Goal of the exercise = Whenever a line in the records below holds the string "desc", include it in the count, and state the number alone.

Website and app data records
____________________

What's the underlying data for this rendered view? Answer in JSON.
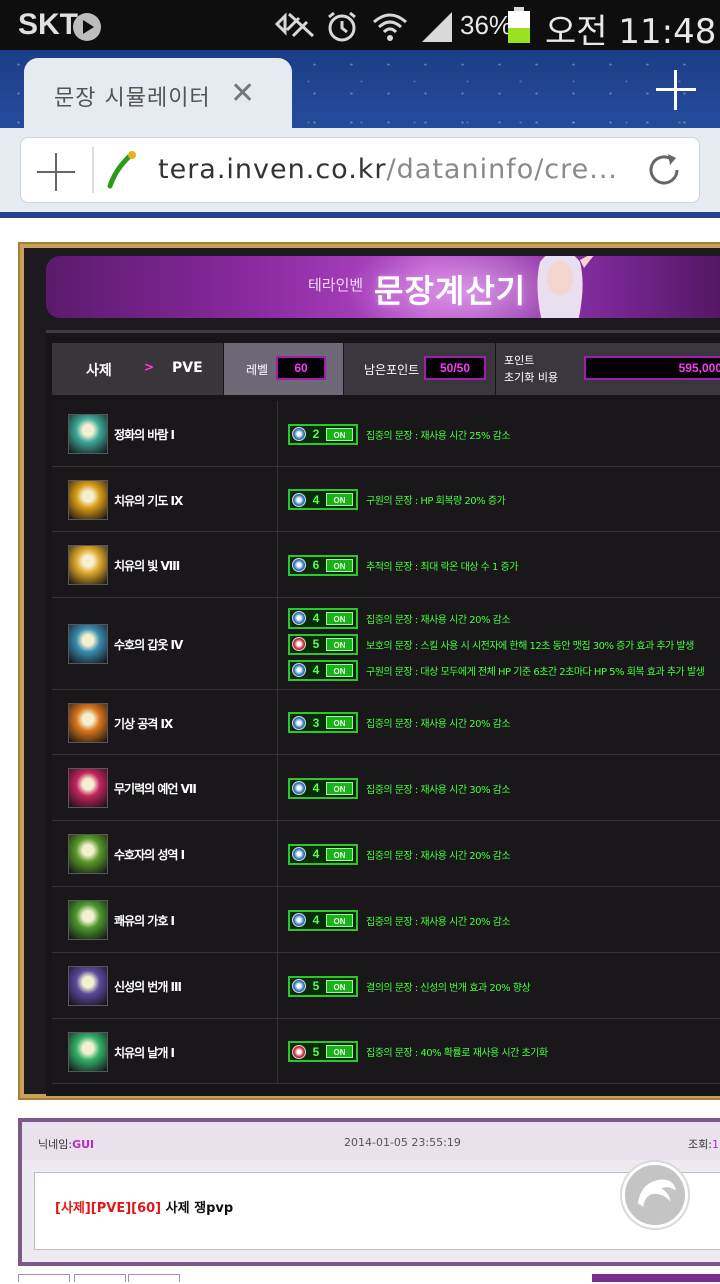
{
  "status_bar": {
    "carrier": "SKT",
    "battery_percent": "36%",
    "time": "오전 11:48"
  },
  "browser": {
    "tab_title": "문장 시뮬레이터",
    "url_host": "tera.inven.co.kr",
    "url_path": "/dataninfo/cre..."
  },
  "calculator": {
    "banner_small": "테라인벤",
    "banner_title": "문장계산기",
    "header": {
      "class_name": "사제",
      "arrow": ">",
      "mode": "PVE",
      "level_label": "레벨",
      "level_value": "60",
      "points_label": "남은포인트",
      "points_value": "50/50",
      "reset_label_1": "포인트",
      "reset_label_2": "초기화 비용",
      "reset_value": "595,000"
    },
    "skills": [
      {
        "name": "정화의 바람 I",
        "icon_color": "#3fa89a",
        "glyphs": [
          {
            "icon": "#2b6fb0",
            "num": "2",
            "on": "ON",
            "desc": "집중의 문장 : 재사용 시간 25% 감소"
          }
        ]
      },
      {
        "name": "치유의 기도 IX",
        "icon_color": "#d79a16",
        "glyphs": [
          {
            "icon": "#2b6fb0",
            "num": "4",
            "on": "ON",
            "desc": "구원의 문장 : HP 회복량 20% 증가"
          }
        ]
      },
      {
        "name": "치유의 빛 VIII",
        "icon_color": "#e0a82a",
        "glyphs": [
          {
            "icon": "#2b6fb0",
            "num": "6",
            "on": "ON",
            "desc": "추적의 문장 : 최대 락온 대상 수 1 증가"
          }
        ]
      },
      {
        "name": "수호의 갑옷 IV",
        "icon_color": "#3a8bb0",
        "glyphs": [
          {
            "icon": "#2b6fb0",
            "num": "4",
            "on": "ON",
            "desc": "집중의 문장 : 재사용 시간 20% 감소"
          },
          {
            "icon": "#c0282e",
            "num": "5",
            "on": "ON",
            "desc": "보호의 문장 : 스킬 사용 시 시전자에 한해 12초 동안 맷집 30% 증가 효과 추가 발생"
          },
          {
            "icon": "#2b6fb0",
            "num": "4",
            "on": "ON",
            "desc": "구원의 문장 : 대상 모두에게 전체 HP 기준 6초간 2초마다 HP 5% 회복 효과 추가 발생"
          }
        ]
      },
      {
        "name": "기상 공격 IX",
        "icon_color": "#d8761c",
        "glyphs": [
          {
            "icon": "#2b6fb0",
            "num": "3",
            "on": "ON",
            "desc": "집중의 문장 : 재사용 시간 20% 감소"
          }
        ]
      },
      {
        "name": "무기력의 예언 VII",
        "icon_color": "#c2245c",
        "glyphs": [
          {
            "icon": "#2b6fb0",
            "num": "4",
            "on": "ON",
            "desc": "집중의 문장 : 재사용 시간 30% 감소"
          }
        ]
      },
      {
        "name": "수호자의 성역 I",
        "icon_color": "#5a9a2a",
        "glyphs": [
          {
            "icon": "#2b6fb0",
            "num": "4",
            "on": "ON",
            "desc": "집중의 문장 : 재사용 시간 20% 감소"
          }
        ]
      },
      {
        "name": "쾌유의 가호 I",
        "icon_color": "#4e9a2e",
        "glyphs": [
          {
            "icon": "#2b6fb0",
            "num": "4",
            "on": "ON",
            "desc": "집중의 문장 : 재사용 시간 20% 감소"
          }
        ]
      },
      {
        "name": "신성의 번개 III",
        "icon_color": "#5a4a9c",
        "glyphs": [
          {
            "icon": "#2b6fb0",
            "num": "5",
            "on": "ON",
            "desc": "결의의 문장 : 신성의 번개 효과 20% 향상"
          }
        ]
      },
      {
        "name": "치유의 날개 I",
        "icon_color": "#34b06a",
        "glyphs": [
          {
            "icon": "#c0282e",
            "num": "5",
            "on": "ON",
            "desc": "집중의 문장 : 40% 확률로 재사용 시간 초기화"
          }
        ]
      }
    ]
  },
  "post": {
    "nick_label": "닉네임:",
    "nick_value": "GUI",
    "date": "2014-01-05 23:55:19",
    "views_label": "조회:",
    "views_value": "1",
    "tag": "[사제][PVE][60]",
    "text": " 사제 쟁pvp"
  }
}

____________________

Answer to the problem = 12